I was very interested in the project build-up on the '97 Ford F-150. I own the same truck and have been waiting for information on the very same lift. Everything was very informative, but you neglected to give the size of the wheels used with the BFGoodrich tires. I assume they were 17x8 since that's the largest rim I've seen offered so far. If anything else was used, please let me know.
Dearborn Heights, MI
We did use 17x8 wheels for that truck. The vehicle has now been driven about 3,000 miles, and the suspension has settled enough to let the tires hit the fenders when driving over bumps on the road. You might want to consider a shorter tire to avoid this.
I've heard that there are overdrive units for Jeeps that bolt onto a manual transmission to give twice the gears. I was wondering if anyone makes a unit for Chevy and Ford manual four-speeds with the granny-low gear.
Advance Adapters (Dept. 4WOR, 1645 Commerce Way, P.O. Box 247, Paso Robles, CA 93447, 800/776-0072) offers two overdrive and underdrive units that bolt between the engine and the transmission. Gear Vendors (Dept. 4WOR, 1717 N. Magnolia Ave., El Cajon, CA 92020, 800/999-9555, 800/999-9555) offers a gear splitter (either an overdrive or an underdrive) that bolts to the output shaft of the transfer case (so it only works in two-wheel drive).
I'm currently looking for a used 4x4. What are the advantages and disadvantages of full-time four-wheel drive as opposed to part-time with manual locking hubs?
Really, the biggest problem with full-time four-wheel drive is the driving characteristics on road. Because the front tires are transmitting power and trying to go different directions than the rears when you steer, you can feel a little bit of bind. Also, if you break something in the frontend, you may be driving home in low-range (which locks the transfer case) just to be sure power is sent to the rearend. Some full-time transfer cases, such as the 203 and Quadratrac, allow the transfer case to be locked in high-range. Almost all full-time systems can be converted to part-time, but this can cost as much as $1,000.
Part-time systems give you more options regarding when you really want the front axle engaged, and you can even unlock one hub to relieve steering problems off road. The drawback is that you cannot drive in 4-hi on paved surfaces.

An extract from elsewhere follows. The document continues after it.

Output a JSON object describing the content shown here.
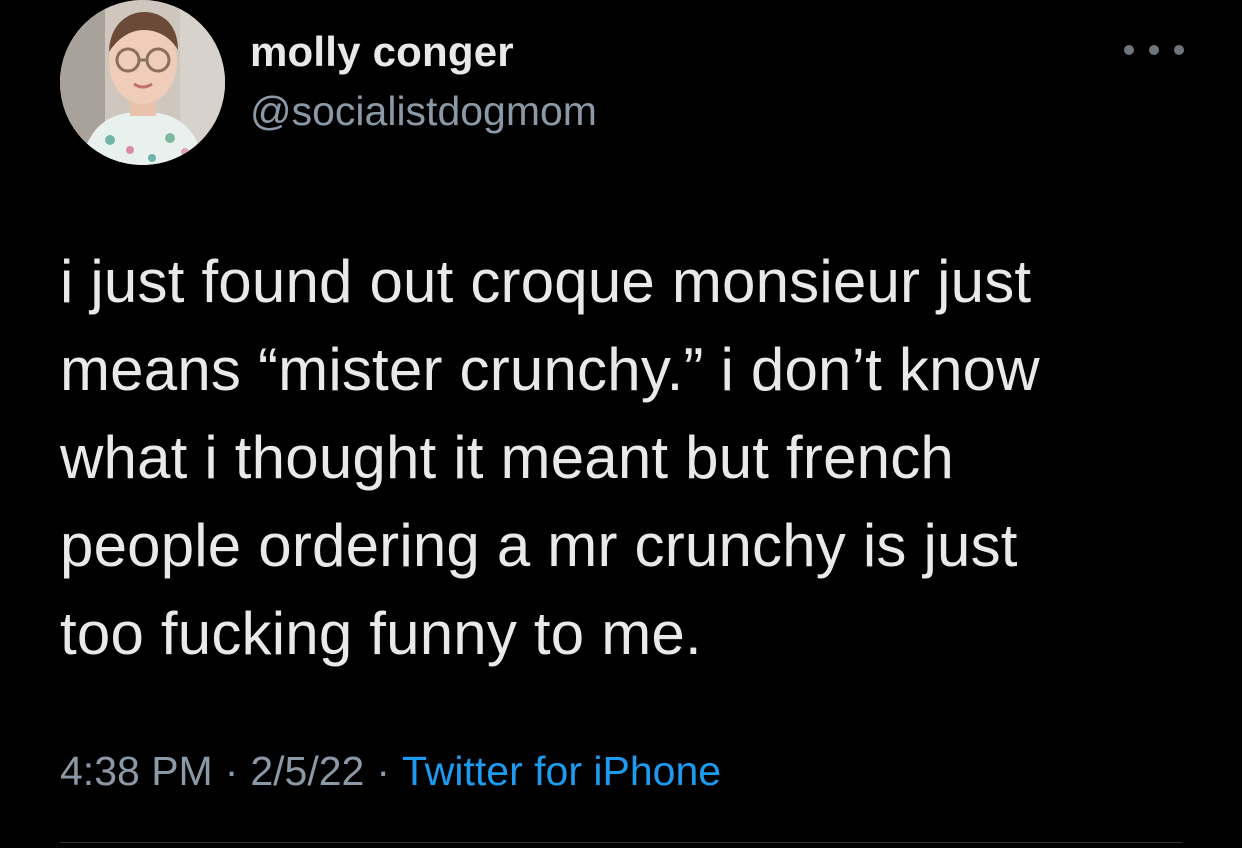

Give me a break. Regarding "The Ugliest Jeep You've Ever Seen" (Dec. '98), Rick Péwé has to rationalize cramming a 455 into his flatfender with the fact that Jeep offered a General Motors V-8 as optional equipment? I'm not sure I should even ask about the SM420 since, as you wrote, "Rick will allow only Jeep-origin parts on the flattie." I don't care if you want to have Nissan drivetrain and running gear with a Chevy four-speed-whatever turns your crank. Just be sure to have door openings that are hard to get out of, a flat hood and fenders, and that ever-so-sweet Willys grille.
Mt. Pleasant, UT
Rick says about the SM420: "It's a four-speed, and Jeep used four-speeds and GM transmissions (TH400 and Powerglides)-close enough. After a few Coronas, the logic works."
You are correct: the picture in Drivelines (Nov. '98) is indeed a Bobcat, or BC, from 1953. In that year, Willys attempted to build a lightweight vehicle from existing parts. It weighed only 1,475 pounds and had a top speed of 63 mph. It didn't go into production. I just happened to read about it in Jeep the Unstoppable Legend by Arch Brown.
Concerning the Bobcat (CJ-4), a book called U.S. Military Wheeled Vehicles by Fred W. Crimson says that it was an experimental vehicle built for the military in 1953. Willys called it the Aero Jeep or the Bobcat. It was based on the M38A1 but used the M38 L124 engine to save weight. It weighed 1,540 pounds (compared to 2,665 pounds for an M38A1) and had a 70-inch wheelbase. In addition to the windshield, other weight-savers were magnesium wheels and an aluminum body.
We're finding more obscure early Jeeps all the time. We just saw photos of a '46 CJ-2A with a tow-truck package. It had a tow boom attached to the mid section of the floor, a unique windshield frame with swing-out glass, a column-shift three-speed, and recessed marker lights but CJ-type headlights.
I'm writing to respond to "Classic Repower" (Nov. '98). First, I agree with the part about nothing turning heads or making truck freaks go weak in the knees like a classic from the '40s or '50s-something you can't go to your local car dealer and buy. I also think the swap was fine; there was no driveline, so why not run modern drivetrain? However, I looked on page 154, and there's a photo of a giant B&M shifter! What the heck is that? Then I see your butchery of the dash and addition of custom gauges-more foo-foo hot rod stuff. This doesn't fit the scheme of old iron. It looks out of place, not fitting with the military history of the truck at all.
Personally we're with you, and you'll notice that we pulled a later-model steering wheel out of a '46 vehicle this month and replaced it with the Greyhound-bus original. However not everyone enjoys the old stuff, and it takes a lot more effort to make cool, old gadgets work compared to just buying new ones, so we show both sides.